What to do: All of the data must be retyped exactly, with nothing left out.

Data in this exercise:
####
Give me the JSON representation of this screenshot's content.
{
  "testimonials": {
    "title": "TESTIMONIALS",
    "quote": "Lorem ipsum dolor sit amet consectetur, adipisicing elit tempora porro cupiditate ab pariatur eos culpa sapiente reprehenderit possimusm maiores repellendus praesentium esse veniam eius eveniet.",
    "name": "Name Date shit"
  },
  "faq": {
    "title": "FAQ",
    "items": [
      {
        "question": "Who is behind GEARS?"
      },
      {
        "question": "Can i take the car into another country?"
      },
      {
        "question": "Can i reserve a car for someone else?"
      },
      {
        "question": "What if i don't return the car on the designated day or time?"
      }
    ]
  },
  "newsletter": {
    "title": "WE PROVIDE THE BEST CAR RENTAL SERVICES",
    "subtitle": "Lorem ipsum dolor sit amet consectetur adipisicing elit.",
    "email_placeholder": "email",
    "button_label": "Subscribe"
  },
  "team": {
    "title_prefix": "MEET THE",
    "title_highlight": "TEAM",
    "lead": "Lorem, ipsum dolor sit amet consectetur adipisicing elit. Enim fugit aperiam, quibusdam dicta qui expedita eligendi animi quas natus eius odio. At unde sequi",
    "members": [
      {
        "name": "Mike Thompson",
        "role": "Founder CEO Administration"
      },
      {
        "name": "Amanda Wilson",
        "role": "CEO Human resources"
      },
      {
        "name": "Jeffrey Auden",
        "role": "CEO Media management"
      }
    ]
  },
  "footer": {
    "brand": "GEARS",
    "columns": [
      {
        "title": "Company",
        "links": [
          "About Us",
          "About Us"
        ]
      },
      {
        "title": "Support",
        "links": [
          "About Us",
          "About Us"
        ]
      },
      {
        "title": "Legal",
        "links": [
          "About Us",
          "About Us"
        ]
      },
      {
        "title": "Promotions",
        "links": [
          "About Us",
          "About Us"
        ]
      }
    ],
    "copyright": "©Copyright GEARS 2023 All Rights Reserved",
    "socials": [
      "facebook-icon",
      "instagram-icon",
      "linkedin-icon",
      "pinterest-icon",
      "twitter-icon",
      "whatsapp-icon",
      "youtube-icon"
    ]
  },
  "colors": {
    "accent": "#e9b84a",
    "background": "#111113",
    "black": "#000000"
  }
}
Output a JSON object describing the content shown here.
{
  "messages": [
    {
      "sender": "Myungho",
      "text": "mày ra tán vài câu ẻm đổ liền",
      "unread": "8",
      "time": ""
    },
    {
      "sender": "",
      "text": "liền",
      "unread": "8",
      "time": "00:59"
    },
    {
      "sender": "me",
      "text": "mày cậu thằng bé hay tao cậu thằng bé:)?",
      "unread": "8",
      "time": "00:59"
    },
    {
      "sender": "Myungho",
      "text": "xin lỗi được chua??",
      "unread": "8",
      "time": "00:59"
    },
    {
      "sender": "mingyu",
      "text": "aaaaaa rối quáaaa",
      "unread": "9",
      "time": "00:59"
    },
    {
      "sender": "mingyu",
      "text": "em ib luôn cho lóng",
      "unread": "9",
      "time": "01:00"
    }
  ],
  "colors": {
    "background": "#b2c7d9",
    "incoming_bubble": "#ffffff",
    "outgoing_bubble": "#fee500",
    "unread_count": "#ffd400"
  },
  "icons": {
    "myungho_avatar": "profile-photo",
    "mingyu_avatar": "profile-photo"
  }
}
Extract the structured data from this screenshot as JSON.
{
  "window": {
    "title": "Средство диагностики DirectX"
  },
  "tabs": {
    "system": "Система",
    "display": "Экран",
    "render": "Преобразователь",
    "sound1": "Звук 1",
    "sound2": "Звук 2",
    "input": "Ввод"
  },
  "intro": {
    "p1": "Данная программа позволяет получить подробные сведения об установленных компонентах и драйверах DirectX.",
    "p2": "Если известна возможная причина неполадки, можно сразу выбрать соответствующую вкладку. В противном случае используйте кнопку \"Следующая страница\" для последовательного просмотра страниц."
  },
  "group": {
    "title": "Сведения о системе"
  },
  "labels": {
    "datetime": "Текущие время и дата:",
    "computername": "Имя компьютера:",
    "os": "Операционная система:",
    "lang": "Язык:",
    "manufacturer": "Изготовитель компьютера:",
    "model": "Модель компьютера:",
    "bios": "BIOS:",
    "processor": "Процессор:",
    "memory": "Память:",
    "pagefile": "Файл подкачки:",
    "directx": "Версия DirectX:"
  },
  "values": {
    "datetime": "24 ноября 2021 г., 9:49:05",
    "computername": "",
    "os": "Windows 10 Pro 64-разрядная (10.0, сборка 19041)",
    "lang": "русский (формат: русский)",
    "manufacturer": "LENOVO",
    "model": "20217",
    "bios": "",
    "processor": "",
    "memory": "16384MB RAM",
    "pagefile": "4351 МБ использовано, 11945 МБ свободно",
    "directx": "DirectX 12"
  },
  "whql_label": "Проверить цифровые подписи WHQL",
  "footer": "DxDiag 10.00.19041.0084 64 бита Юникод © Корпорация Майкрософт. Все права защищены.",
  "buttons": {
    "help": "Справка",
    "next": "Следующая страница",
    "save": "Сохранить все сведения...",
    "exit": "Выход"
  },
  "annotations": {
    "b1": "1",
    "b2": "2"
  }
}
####
Answer:
Give me the JSON representation of this screenshot's content.
{
  "testimonials": {
    "title": "TESTIMONIALS",
    "quote": "Lorem ipsum dolor sit amet consectetur, adipisicing elit tempora porro cupiditate ab pariatur eos culpa sapiente reprehenderit possimusm maiores repellendus praesentium esse veniam eius eveniet.",
    "name": "Name Date shit"
  },
  "faq": {
    "title": "FAQ",
    "items": [
      {
        "question": "Who is behind GEARS?"
      },
      {
        "question": "Can i take the car into another country?"
      },
      {
        "question": "Can i reserve a car for someone else?"
      },
      {
        "question": "What if i don't return the car on the designated day or time?"
      }
    ]
  },
  "newsletter": {
    "title": "WE PROVIDE THE BEST CAR RENTAL SERVICES",
    "subtitle": "Lorem ipsum dolor sit amet consectetur adipisicing elit.",
    "email_placeholder": "email",
    "button_label": "Subscribe"
  },
  "team": {
    "title_prefix": "MEET THE",
    "title_highlight": "TEAM",
    "lead": "Lorem, ipsum dolor sit amet consectetur adipisicing elit. Enim fugit aperiam, quibusdam dicta qui expedita eligendi animi quas natus eius odio. At unde sequi",
    "members": [
      {
        "name": "Mike Thompson",
        "role": "Founder CEO Administration"
      },
      {
        "name": "Amanda Wilson",
        "role": "CEO Human resources"
      },
      {
        "name": "Jeffrey Auden",
        "role": "CEO Media management"
      }
    ]
  },
  "footer": {
    "brand": "GEARS",
    "columns": [
      {
        "title": "Company",
        "links": [
          "About Us",
          "About Us"
        ]
      },
      {
        "title": "Support",
        "links": [
          "About Us",
          "About Us"
        ]
      },
      {
        "title": "Legal",
        "links": [
          "About Us",
          "About Us"
        ]
      },
      {
        "title": "Promotions",
        "links": [
          "About Us",
          "About Us"
        ]
      }
    ],
    "copyright": "©Copyright GEARS 2023 All Rights Reserved",
    "socials": [
      "facebook-icon",
      "instagram-icon",
      "linkedin-icon",
      "pinterest-icon",
      "twitter-icon",
      "whatsapp-icon",
      "youtube-icon"
    ]
  },
  "colors": {
    "accent": "#e9b84a",
    "background": "#111113",
    "black": "#000000"
  }
}
Output a JSON object describing the content shown here.
{
  "messages": [
    {
      "sender": "Myungho",
      "text": "mày ra tán vài câu ẻm đổ liền",
      "unread": "8",
      "time": ""
    },
    {
      "sender": "",
      "text": "liền",
      "unread": "8",
      "time": "00:59"
    },
    {
      "sender": "me",
      "text": "mày cậu thằng bé hay tao cậu thằng bé:)?",
      "unread": "8",
      "time": "00:59"
    },
    {
      "sender": "Myungho",
      "text": "xin lỗi được chua??",
      "unread": "8",
      "time": "00:59"
    },
    {
      "sender": "mingyu",
      "text": "aaaaaa rối quáaaa",
      "unread": "9",
      "time": "00:59"
    },
    {
      "sender": "mingyu",
      "text": "em ib luôn cho lóng",
      "unread": "9",
      "time": "01:00"
    }
  ],
  "colors": {
    "background": "#b2c7d9",
    "incoming_bubble": "#ffffff",
    "outgoing_bubble": "#fee500",
    "unread_count": "#ffd400"
  },
  "icons": {
    "myungho_avatar": "profile-photo",
    "mingyu_avatar": "profile-photo"
  }
}
Extract the structured data from this screenshot as JSON.
{
  "window": {
    "title": "Средство диагностики DirectX"
  },
  "tabs": {
    "system": "Система",
    "display": "Экран",
    "render": "Преобразователь",
    "sound1": "Звук 1",
    "sound2": "Звук 2",
    "input": "Ввод"
  },
  "intro": {
    "p1": "Данная программа позволяет получить подробные сведения об установленных компонентах и драйверах DirectX.",
    "p2": "Если известна возможная причина неполадки, можно сразу выбрать соответствующую вкладку. В противном случае используйте кнопку \"Следующая страница\" для последовательного просмотра страниц."
  },
  "group": {
    "title": "Сведения о системе"
  },
  "labels": {
    "datetime": "Текущие время и дата:",
    "computername": "Имя компьютера:",
    "os": "Операционная система:",
    "lang": "Язык:",
    "manufacturer": "Изготовитель компьютера:",
    "model": "Модель компьютера:",
    "bios": "BIOS:",
    "processor": "Процессор:",
    "memory": "Память:",
    "pagefile": "Файл подкачки:",
    "directx": "Версия DirectX:"
  },
  "values": {
    "datetime": "24 ноября 2021 г., 9:49:05",
    "computername": "",
    "os": "Windows 10 Pro 64-разрядная (10.0, сборка 19041)",
    "lang": "русский (формат: русский)",
    "manufacturer": "LENOVO",
    "model": "20217",
    "bios": "",
    "processor": "",
    "memory": "16384MB RAM",
    "pagefile": "4351 МБ использовано, 11945 МБ свободно",
    "directx": "DirectX 12"
  },
  "whql_label": "Проверить цифровые подписи WHQL",
  "footer": "DxDiag 10.00.19041.0084 64 бита Юникод © Корпорация Майкрософт. Все права защищены.",
  "buttons": {
    "help": "Справка",
    "next": "Следующая страница",
    "save": "Сохранить все сведения...",
    "exit": "Выход"
  },
  "annotations": {
    "b1": "1",
    "b2": "2"
  }
}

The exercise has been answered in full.